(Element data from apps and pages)
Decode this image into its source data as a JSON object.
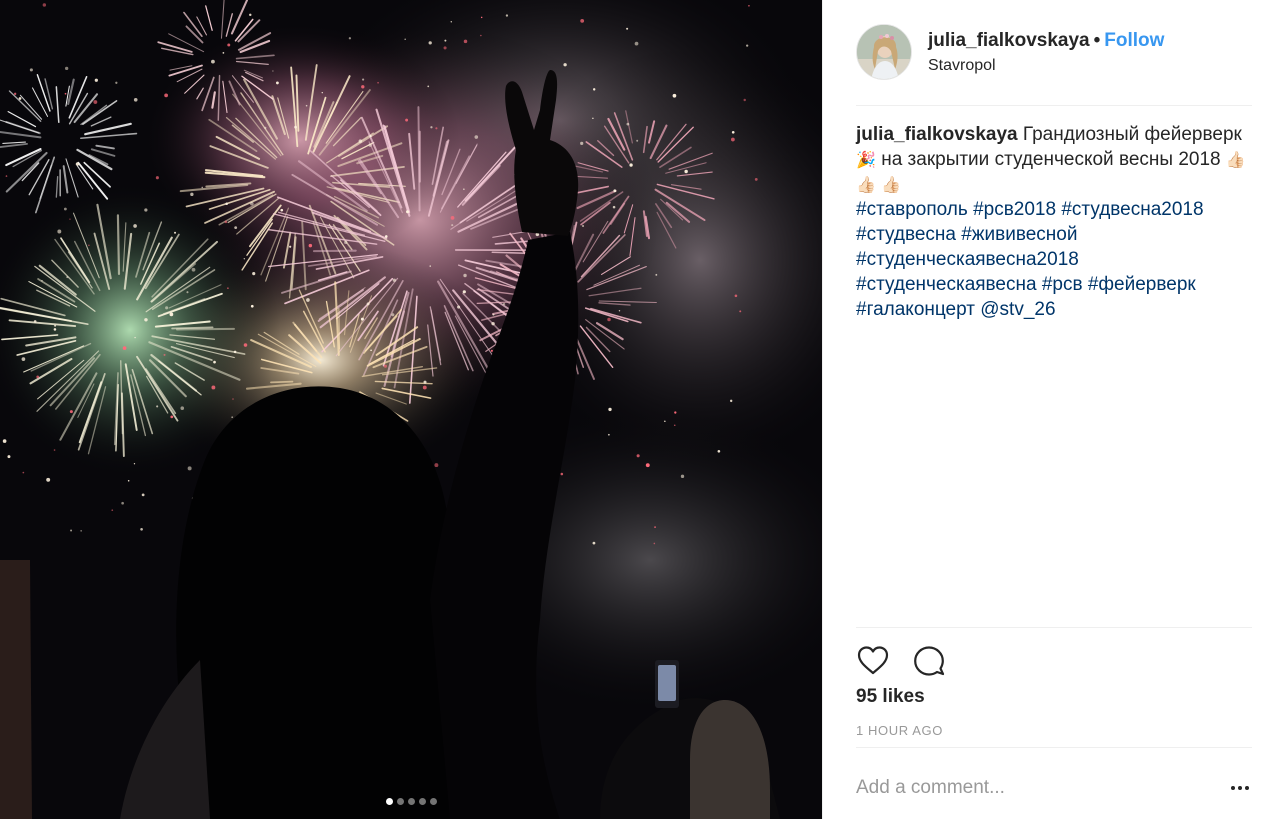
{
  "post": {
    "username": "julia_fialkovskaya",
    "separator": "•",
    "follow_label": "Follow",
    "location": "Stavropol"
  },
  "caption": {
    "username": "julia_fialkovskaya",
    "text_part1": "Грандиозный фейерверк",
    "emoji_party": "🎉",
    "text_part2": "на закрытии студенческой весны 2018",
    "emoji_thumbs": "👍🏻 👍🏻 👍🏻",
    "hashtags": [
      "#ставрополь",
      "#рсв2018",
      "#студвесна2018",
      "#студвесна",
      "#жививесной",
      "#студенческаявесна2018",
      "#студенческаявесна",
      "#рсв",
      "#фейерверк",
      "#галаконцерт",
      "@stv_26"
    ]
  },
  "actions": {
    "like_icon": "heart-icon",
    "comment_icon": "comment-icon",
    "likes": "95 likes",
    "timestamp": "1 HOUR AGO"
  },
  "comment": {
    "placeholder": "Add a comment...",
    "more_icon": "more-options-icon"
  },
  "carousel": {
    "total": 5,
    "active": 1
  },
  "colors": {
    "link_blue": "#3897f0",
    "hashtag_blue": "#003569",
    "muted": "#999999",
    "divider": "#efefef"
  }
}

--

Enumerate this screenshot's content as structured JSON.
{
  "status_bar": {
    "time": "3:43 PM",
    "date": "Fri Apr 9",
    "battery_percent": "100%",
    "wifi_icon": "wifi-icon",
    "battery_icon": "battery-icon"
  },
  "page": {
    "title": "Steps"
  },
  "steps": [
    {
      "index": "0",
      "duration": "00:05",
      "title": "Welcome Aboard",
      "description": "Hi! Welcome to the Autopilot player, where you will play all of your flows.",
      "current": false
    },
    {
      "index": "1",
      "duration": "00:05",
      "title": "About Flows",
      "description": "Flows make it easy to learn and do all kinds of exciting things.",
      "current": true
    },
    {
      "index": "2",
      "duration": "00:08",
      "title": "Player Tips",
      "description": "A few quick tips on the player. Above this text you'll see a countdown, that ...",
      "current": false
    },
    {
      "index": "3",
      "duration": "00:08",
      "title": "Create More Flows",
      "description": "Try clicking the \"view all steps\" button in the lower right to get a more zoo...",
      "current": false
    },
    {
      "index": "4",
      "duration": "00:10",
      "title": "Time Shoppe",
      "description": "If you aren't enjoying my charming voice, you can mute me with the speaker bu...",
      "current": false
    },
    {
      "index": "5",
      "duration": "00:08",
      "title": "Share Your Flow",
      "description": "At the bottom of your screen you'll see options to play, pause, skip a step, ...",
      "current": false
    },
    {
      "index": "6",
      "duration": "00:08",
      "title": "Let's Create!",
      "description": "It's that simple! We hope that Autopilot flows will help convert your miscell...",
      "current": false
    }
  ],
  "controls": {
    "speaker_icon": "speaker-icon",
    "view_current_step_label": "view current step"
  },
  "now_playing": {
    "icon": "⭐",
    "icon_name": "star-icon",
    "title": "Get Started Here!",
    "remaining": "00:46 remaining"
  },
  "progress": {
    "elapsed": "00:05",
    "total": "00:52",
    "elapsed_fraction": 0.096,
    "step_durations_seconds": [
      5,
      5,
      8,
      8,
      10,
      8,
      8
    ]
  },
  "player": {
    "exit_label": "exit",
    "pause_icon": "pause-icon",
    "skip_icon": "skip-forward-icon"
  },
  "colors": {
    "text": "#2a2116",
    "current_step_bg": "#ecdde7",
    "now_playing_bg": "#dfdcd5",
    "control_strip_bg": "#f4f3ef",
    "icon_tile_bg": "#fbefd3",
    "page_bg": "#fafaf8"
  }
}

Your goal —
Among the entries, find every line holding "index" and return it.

Output —
      "index": "0",
      "index": "1",
      "index": "2",
      "index": "3",
      "index": "4",
      "index": "5",
      "index": "6",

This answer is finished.